Description of the task.
Look through the entries. Copy each line that has the word "this".

Data provided.

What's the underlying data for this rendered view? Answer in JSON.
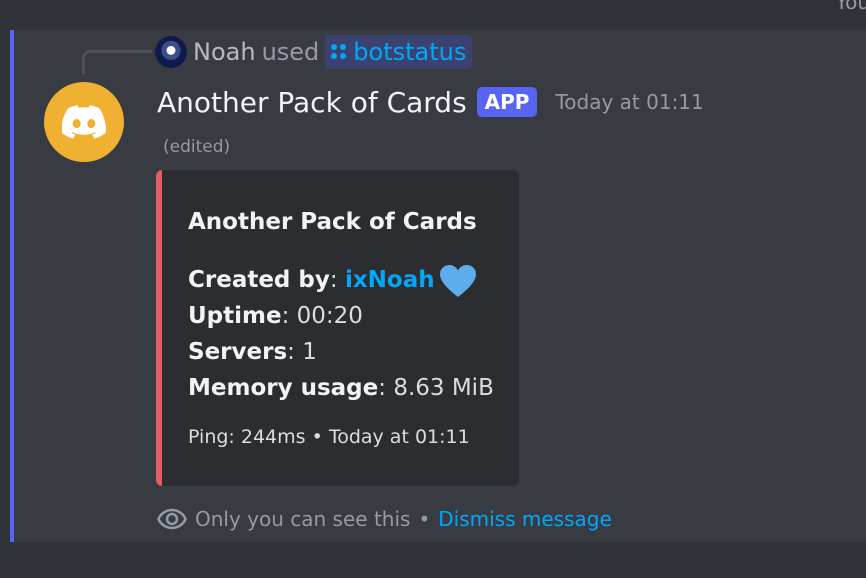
{
  "top_cut_text": "You",
  "reply": {
    "user": "Noah",
    "used_text": "used",
    "command": "botstatus"
  },
  "message": {
    "bot_name": "Another Pack of Cards",
    "badge": "APP",
    "timestamp": "Today at 01:11",
    "edited": "(edited)"
  },
  "embed": {
    "color": "#da6064",
    "title": "Another Pack of Cards",
    "fields": [
      {
        "label": "Created by",
        "value": "ixNoah",
        "is_link": true,
        "emoji": "blue-heart"
      },
      {
        "label": "Uptime",
        "value": "00:20"
      },
      {
        "label": "Servers",
        "value": "1"
      },
      {
        "label": "Memory usage",
        "value": "8.63 MiB"
      }
    ],
    "footer": "Ping: 244ms • Today at 01:11"
  },
  "ephemeral": {
    "notice": "Only you can see this",
    "separator": "•",
    "dismiss_label": "Dismiss message"
  },
  "colors": {
    "background": "#313338",
    "highlight": "#5865f2",
    "avatar": "#f0b132",
    "link": "#00a8fc"
  }
}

Solution below.
What's the underlying data for this rendered view? Answer in JSON.
    "notice": "Only you can see this",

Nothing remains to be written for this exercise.